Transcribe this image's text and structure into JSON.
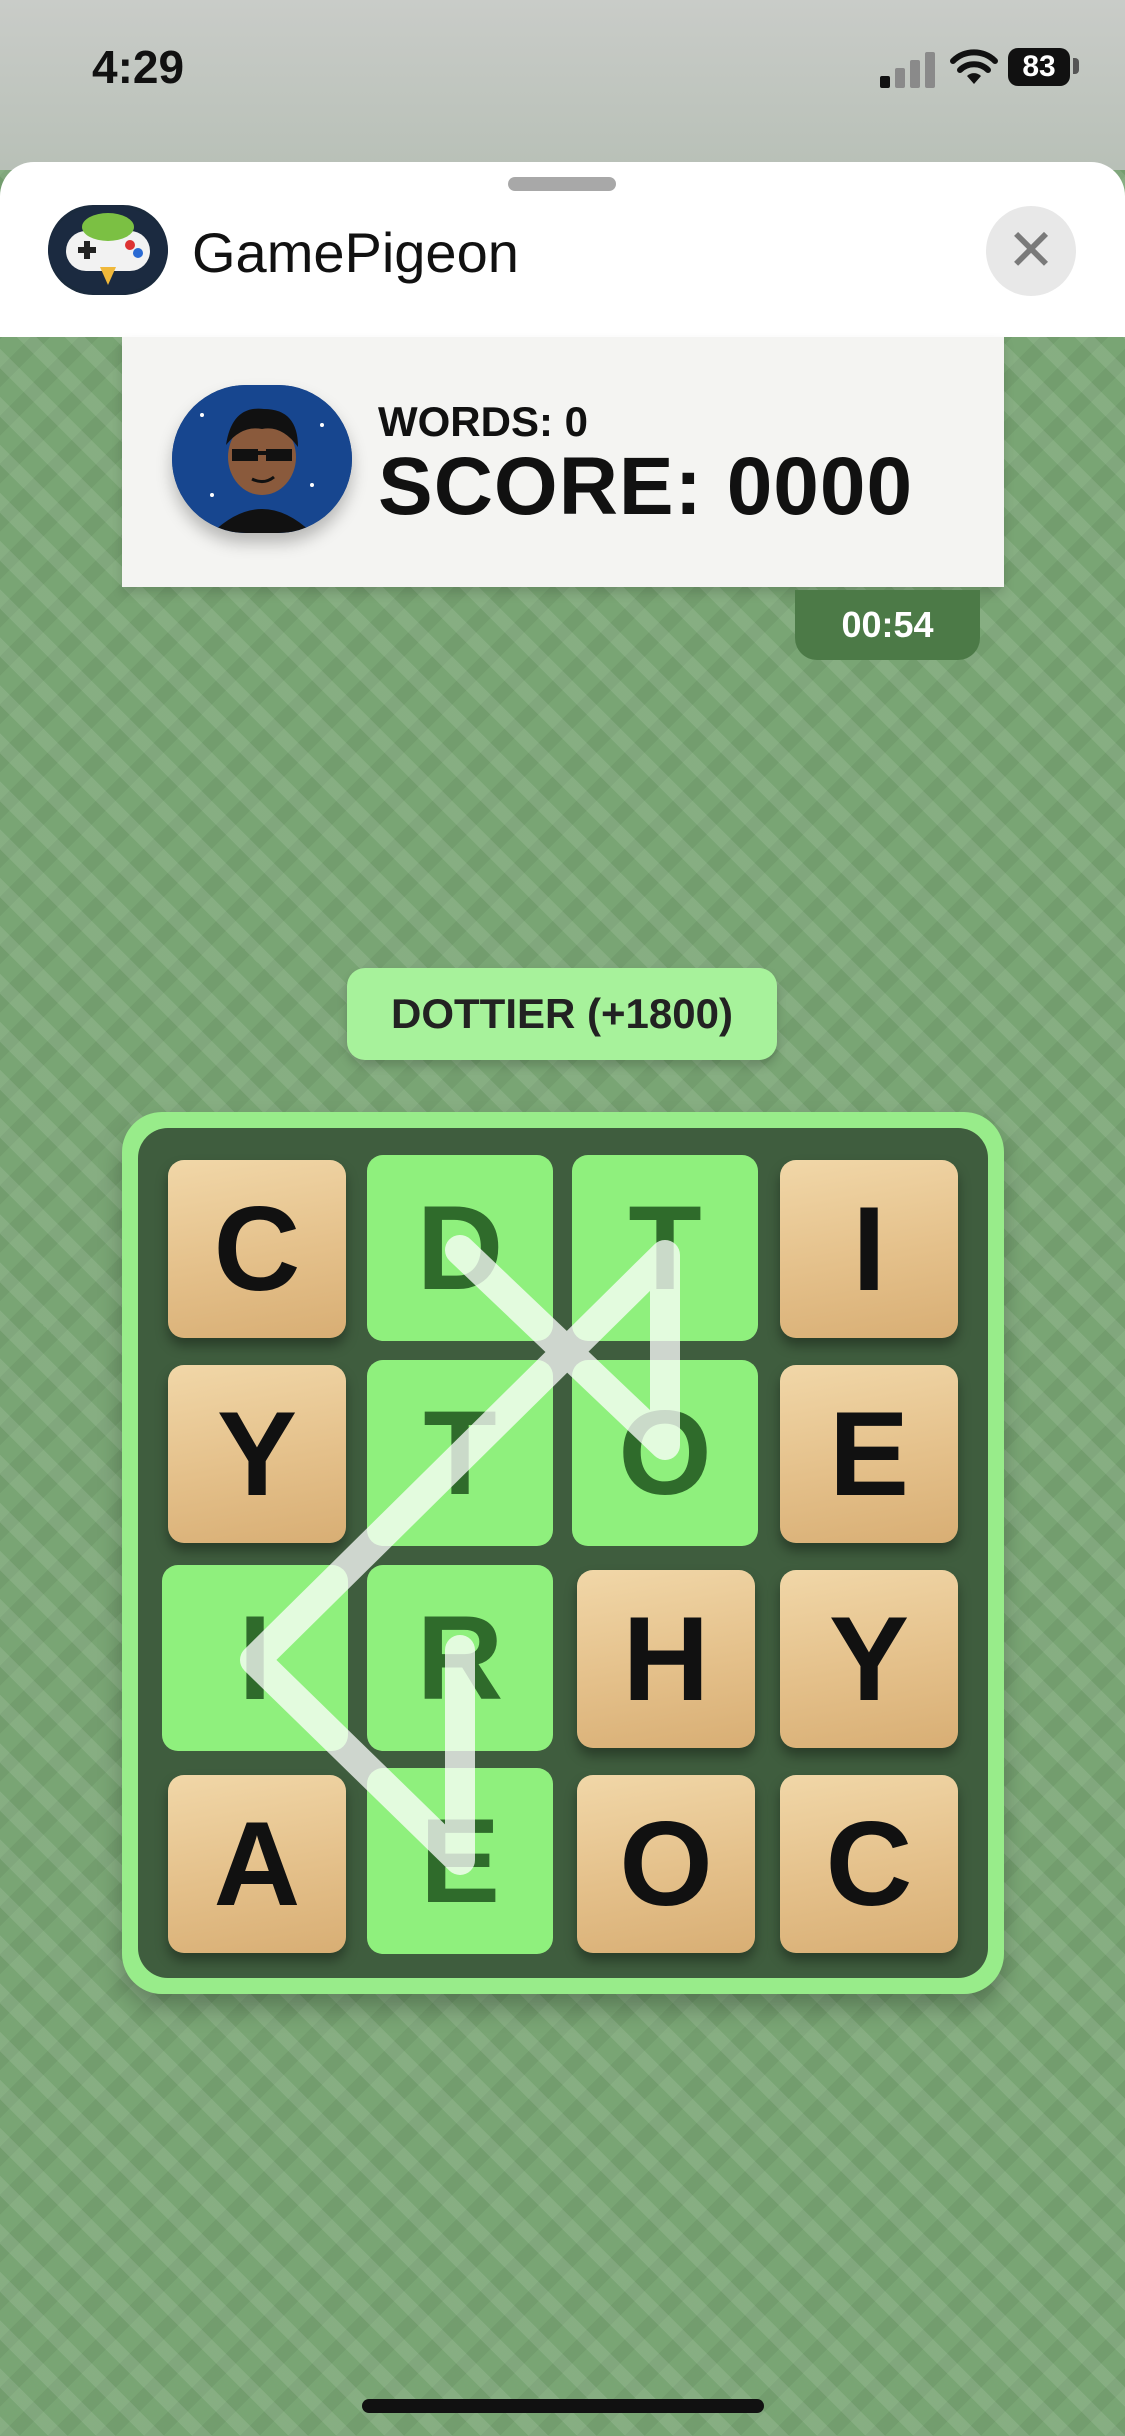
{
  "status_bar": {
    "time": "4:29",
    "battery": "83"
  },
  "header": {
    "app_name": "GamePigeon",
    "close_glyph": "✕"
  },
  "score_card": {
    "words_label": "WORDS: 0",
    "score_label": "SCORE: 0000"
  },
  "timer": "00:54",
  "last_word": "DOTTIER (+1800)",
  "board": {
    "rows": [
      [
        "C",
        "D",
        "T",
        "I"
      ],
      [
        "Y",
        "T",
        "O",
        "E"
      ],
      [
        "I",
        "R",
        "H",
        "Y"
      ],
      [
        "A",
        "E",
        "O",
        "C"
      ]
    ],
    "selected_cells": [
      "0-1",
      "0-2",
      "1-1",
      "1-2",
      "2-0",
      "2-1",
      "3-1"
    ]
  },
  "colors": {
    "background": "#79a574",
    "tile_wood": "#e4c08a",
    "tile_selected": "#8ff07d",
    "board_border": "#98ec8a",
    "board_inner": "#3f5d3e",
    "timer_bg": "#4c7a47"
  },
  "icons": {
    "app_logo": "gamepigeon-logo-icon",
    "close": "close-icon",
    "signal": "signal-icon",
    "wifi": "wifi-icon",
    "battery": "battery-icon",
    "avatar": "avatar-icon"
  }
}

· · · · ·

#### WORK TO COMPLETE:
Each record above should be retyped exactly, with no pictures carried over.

#### RESPONSE AREA:
Transcribe this image's text and structure into JSON.
{
  "status_bar": {
    "time": "4:29",
    "battery": "83"
  },
  "header": {
    "app_name": "GamePigeon",
    "close_glyph": "✕"
  },
  "score_card": {
    "words_label": "WORDS: 0",
    "score_label": "SCORE: 0000"
  },
  "timer": "00:54",
  "last_word": "DOTTIER (+1800)",
  "board": {
    "rows": [
      [
        "C",
        "D",
        "T",
        "I"
      ],
      [
        "Y",
        "T",
        "O",
        "E"
      ],
      [
        "I",
        "R",
        "H",
        "Y"
      ],
      [
        "A",
        "E",
        "O",
        "C"
      ]
    ],
    "selected_cells": [
      "0-1",
      "0-2",
      "1-1",
      "1-2",
      "2-0",
      "2-1",
      "3-1"
    ]
  },
  "colors": {
    "background": "#79a574",
    "tile_wood": "#e4c08a",
    "tile_selected": "#8ff07d",
    "board_border": "#98ec8a",
    "board_inner": "#3f5d3e",
    "timer_bg": "#4c7a47"
  },
  "icons": {
    "app_logo": "gamepigeon-logo-icon",
    "close": "close-icon",
    "signal": "signal-icon",
    "wifi": "wifi-icon",
    "battery": "battery-icon",
    "avatar": "avatar-icon"
  }
}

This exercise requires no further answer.